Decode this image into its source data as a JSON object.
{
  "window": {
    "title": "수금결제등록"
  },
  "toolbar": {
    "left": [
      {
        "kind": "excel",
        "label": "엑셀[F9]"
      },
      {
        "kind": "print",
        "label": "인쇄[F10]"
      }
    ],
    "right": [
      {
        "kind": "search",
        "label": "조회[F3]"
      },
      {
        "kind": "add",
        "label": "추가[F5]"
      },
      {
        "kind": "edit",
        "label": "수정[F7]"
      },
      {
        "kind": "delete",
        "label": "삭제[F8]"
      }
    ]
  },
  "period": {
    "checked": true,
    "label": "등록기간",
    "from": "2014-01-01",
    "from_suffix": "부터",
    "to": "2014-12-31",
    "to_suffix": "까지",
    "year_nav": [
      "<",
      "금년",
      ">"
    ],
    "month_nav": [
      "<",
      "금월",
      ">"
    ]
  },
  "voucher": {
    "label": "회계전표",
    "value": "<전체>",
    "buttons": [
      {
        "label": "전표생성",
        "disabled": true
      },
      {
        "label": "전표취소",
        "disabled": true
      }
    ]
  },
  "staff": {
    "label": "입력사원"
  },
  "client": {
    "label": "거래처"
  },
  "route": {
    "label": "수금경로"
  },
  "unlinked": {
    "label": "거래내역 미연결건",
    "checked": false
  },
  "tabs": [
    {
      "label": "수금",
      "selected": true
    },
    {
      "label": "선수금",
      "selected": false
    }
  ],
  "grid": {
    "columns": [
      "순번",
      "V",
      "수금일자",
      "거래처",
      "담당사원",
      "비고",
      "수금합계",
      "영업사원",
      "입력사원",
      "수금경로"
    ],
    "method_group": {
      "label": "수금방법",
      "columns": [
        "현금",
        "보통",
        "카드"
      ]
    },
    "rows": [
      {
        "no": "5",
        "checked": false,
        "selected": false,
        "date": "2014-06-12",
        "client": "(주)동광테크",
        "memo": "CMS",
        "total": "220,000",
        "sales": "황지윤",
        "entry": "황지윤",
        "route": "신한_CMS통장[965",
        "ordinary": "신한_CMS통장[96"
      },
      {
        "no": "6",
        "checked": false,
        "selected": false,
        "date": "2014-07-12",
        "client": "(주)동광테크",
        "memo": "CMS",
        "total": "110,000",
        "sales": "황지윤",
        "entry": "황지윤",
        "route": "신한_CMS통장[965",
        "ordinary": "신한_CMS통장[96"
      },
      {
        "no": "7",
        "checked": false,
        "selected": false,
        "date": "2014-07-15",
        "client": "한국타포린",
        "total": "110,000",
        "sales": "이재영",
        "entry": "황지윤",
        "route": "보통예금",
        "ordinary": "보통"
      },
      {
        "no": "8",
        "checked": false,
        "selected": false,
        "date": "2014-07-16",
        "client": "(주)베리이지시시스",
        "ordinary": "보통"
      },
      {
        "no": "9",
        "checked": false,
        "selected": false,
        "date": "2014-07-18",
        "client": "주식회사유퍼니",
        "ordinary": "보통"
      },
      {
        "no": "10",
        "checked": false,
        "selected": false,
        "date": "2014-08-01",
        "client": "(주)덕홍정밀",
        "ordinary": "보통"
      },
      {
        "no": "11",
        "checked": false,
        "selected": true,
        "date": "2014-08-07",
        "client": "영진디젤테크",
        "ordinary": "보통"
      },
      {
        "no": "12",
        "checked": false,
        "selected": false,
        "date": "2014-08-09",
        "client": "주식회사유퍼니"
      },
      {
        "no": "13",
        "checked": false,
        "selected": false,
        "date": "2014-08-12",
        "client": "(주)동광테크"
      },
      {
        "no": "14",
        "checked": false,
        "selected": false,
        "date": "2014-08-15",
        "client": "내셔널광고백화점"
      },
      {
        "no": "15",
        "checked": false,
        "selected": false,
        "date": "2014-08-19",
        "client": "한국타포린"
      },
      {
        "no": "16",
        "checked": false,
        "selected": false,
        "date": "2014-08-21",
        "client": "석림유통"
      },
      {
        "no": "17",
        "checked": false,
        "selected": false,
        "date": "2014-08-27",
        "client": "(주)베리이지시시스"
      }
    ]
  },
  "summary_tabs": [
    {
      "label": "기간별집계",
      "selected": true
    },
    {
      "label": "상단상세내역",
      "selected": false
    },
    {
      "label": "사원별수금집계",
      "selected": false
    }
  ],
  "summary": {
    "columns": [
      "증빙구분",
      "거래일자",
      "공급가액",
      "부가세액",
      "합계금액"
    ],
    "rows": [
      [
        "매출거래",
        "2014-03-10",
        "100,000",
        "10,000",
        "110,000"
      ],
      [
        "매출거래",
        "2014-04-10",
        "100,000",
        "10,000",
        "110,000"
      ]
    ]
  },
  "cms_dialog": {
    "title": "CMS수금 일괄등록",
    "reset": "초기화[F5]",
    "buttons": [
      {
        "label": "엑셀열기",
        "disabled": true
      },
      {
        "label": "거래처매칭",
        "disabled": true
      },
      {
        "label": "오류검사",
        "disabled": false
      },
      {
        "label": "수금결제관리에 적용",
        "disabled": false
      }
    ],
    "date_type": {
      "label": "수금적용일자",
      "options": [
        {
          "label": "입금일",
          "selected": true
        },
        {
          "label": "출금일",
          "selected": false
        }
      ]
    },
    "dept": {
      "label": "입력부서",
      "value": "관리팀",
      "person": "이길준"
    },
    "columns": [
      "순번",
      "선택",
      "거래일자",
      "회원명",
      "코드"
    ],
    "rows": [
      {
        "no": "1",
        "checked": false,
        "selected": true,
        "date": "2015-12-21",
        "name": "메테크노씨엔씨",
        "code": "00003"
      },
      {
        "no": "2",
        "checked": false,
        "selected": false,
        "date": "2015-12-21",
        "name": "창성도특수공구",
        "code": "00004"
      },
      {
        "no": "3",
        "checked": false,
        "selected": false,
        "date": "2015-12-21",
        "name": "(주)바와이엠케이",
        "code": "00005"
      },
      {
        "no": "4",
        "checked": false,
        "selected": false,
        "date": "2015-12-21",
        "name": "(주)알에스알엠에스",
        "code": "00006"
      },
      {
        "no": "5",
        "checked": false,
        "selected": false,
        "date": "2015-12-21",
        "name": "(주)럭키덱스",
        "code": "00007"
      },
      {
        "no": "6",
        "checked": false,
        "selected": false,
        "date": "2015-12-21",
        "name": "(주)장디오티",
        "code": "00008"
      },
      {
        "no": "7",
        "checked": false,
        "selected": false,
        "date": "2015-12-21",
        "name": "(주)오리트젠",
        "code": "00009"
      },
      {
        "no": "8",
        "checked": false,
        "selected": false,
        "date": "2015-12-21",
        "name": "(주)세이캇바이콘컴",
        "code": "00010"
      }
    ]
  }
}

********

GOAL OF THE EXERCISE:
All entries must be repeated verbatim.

OUTPUT BELOW:
Decode this image into its source data as a JSON object.
{
  "window": {
    "title": "수금결제등록"
  },
  "toolbar": {
    "left": [
      {
        "kind": "excel",
        "label": "엑셀[F9]"
      },
      {
        "kind": "print",
        "label": "인쇄[F10]"
      }
    ],
    "right": [
      {
        "kind": "search",
        "label": "조회[F3]"
      },
      {
        "kind": "add",
        "label": "추가[F5]"
      },
      {
        "kind": "edit",
        "label": "수정[F7]"
      },
      {
        "kind": "delete",
        "label": "삭제[F8]"
      }
    ]
  },
  "period": {
    "checked": true,
    "label": "등록기간",
    "from": "2014-01-01",
    "from_suffix": "부터",
    "to": "2014-12-31",
    "to_suffix": "까지",
    "year_nav": [
      "<",
      "금년",
      ">"
    ],
    "month_nav": [
      "<",
      "금월",
      ">"
    ]
  },
  "voucher": {
    "label": "회계전표",
    "value": "<전체>",
    "buttons": [
      {
        "label": "전표생성",
        "disabled": true
      },
      {
        "label": "전표취소",
        "disabled": true
      }
    ]
  },
  "staff": {
    "label": "입력사원"
  },
  "client": {
    "label": "거래처"
  },
  "route": {
    "label": "수금경로"
  },
  "unlinked": {
    "label": "거래내역 미연결건",
    "checked": false
  },
  "tabs": [
    {
      "label": "수금",
      "selected": true
    },
    {
      "label": "선수금",
      "selected": false
    }
  ],
  "grid": {
    "columns": [
      "순번",
      "V",
      "수금일자",
      "거래처",
      "담당사원",
      "비고",
      "수금합계",
      "영업사원",
      "입력사원",
      "수금경로"
    ],
    "method_group": {
      "label": "수금방법",
      "columns": [
        "현금",
        "보통",
        "카드"
      ]
    },
    "rows": [
      {
        "no": "5",
        "checked": false,
        "selected": false,
        "date": "2014-06-12",
        "client": "(주)동광테크",
        "memo": "CMS",
        "total": "220,000",
        "sales": "황지윤",
        "entry": "황지윤",
        "route": "신한_CMS통장[965",
        "ordinary": "신한_CMS통장[96"
      },
      {
        "no": "6",
        "checked": false,
        "selected": false,
        "date": "2014-07-12",
        "client": "(주)동광테크",
        "memo": "CMS",
        "total": "110,000",
        "sales": "황지윤",
        "entry": "황지윤",
        "route": "신한_CMS통장[965",
        "ordinary": "신한_CMS통장[96"
      },
      {
        "no": "7",
        "checked": false,
        "selected": false,
        "date": "2014-07-15",
        "client": "한국타포린",
        "total": "110,000",
        "sales": "이재영",
        "entry": "황지윤",
        "route": "보통예금",
        "ordinary": "보통"
      },
      {
        "no": "8",
        "checked": false,
        "selected": false,
        "date": "2014-07-16",
        "client": "(주)베리이지시시스",
        "ordinary": "보통"
      },
      {
        "no": "9",
        "checked": false,
        "selected": false,
        "date": "2014-07-18",
        "client": "주식회사유퍼니",
        "ordinary": "보통"
      },
      {
        "no": "10",
        "checked": false,
        "selected": false,
        "date": "2014-08-01",
        "client": "(주)덕홍정밀",
        "ordinary": "보통"
      },
      {
        "no": "11",
        "checked": false,
        "selected": true,
        "date": "2014-08-07",
        "client": "영진디젤테크",
        "ordinary": "보통"
      },
      {
        "no": "12",
        "checked": false,
        "selected": false,
        "date": "2014-08-09",
        "client": "주식회사유퍼니"
      },
      {
        "no": "13",
        "checked": false,
        "selected": false,
        "date": "2014-08-12",
        "client": "(주)동광테크"
      },
      {
        "no": "14",
        "checked": false,
        "selected": false,
        "date": "2014-08-15",
        "client": "내셔널광고백화점"
      },
      {
        "no": "15",
        "checked": false,
        "selected": false,
        "date": "2014-08-19",
        "client": "한국타포린"
      },
      {
        "no": "16",
        "checked": false,
        "selected": false,
        "date": "2014-08-21",
        "client": "석림유통"
      },
      {
        "no": "17",
        "checked": false,
        "selected": false,
        "date": "2014-08-27",
        "client": "(주)베리이지시시스"
      }
    ]
  },
  "summary_tabs": [
    {
      "label": "기간별집계",
      "selected": true
    },
    {
      "label": "상단상세내역",
      "selected": false
    },
    {
      "label": "사원별수금집계",
      "selected": false
    }
  ],
  "summary": {
    "columns": [
      "증빙구분",
      "거래일자",
      "공급가액",
      "부가세액",
      "합계금액"
    ],
    "rows": [
      [
        "매출거래",
        "2014-03-10",
        "100,000",
        "10,000",
        "110,000"
      ],
      [
        "매출거래",
        "2014-04-10",
        "100,000",
        "10,000",
        "110,000"
      ]
    ]
  },
  "cms_dialog": {
    "title": "CMS수금 일괄등록",
    "reset": "초기화[F5]",
    "buttons": [
      {
        "label": "엑셀열기",
        "disabled": true
      },
      {
        "label": "거래처매칭",
        "disabled": true
      },
      {
        "label": "오류검사",
        "disabled": false
      },
      {
        "label": "수금결제관리에 적용",
        "disabled": false
      }
    ],
    "date_type": {
      "label": "수금적용일자",
      "options": [
        {
          "label": "입금일",
          "selected": true
        },
        {
          "label": "출금일",
          "selected": false
        }
      ]
    },
    "dept": {
      "label": "입력부서",
      "value": "관리팀",
      "person": "이길준"
    },
    "columns": [
      "순번",
      "선택",
      "거래일자",
      "회원명",
      "코드"
    ],
    "rows": [
      {
        "no": "1",
        "checked": false,
        "selected": true,
        "date": "2015-12-21",
        "name": "메테크노씨엔씨",
        "code": "00003"
      },
      {
        "no": "2",
        "checked": false,
        "selected": false,
        "date": "2015-12-21",
        "name": "창성도특수공구",
        "code": "00004"
      },
      {
        "no": "3",
        "checked": false,
        "selected": false,
        "date": "2015-12-21",
        "name": "(주)바와이엠케이",
        "code": "00005"
      },
      {
        "no": "4",
        "checked": false,
        "selected": false,
        "date": "2015-12-21",
        "name": "(주)알에스알엠에스",
        "code": "00006"
      },
      {
        "no": "5",
        "checked": false,
        "selected": false,
        "date": "2015-12-21",
        "name": "(주)럭키덱스",
        "code": "00007"
      },
      {
        "no": "6",
        "checked": false,
        "selected": false,
        "date": "2015-12-21",
        "name": "(주)장디오티",
        "code": "00008"
      },
      {
        "no": "7",
        "checked": false,
        "selected": false,
        "date": "2015-12-21",
        "name": "(주)오리트젠",
        "code": "00009"
      },
      {
        "no": "8",
        "checked": false,
        "selected": false,
        "date": "2015-12-21",
        "name": "(주)세이캇바이콘컴",
        "code": "00010"
      }
    ]
  }
}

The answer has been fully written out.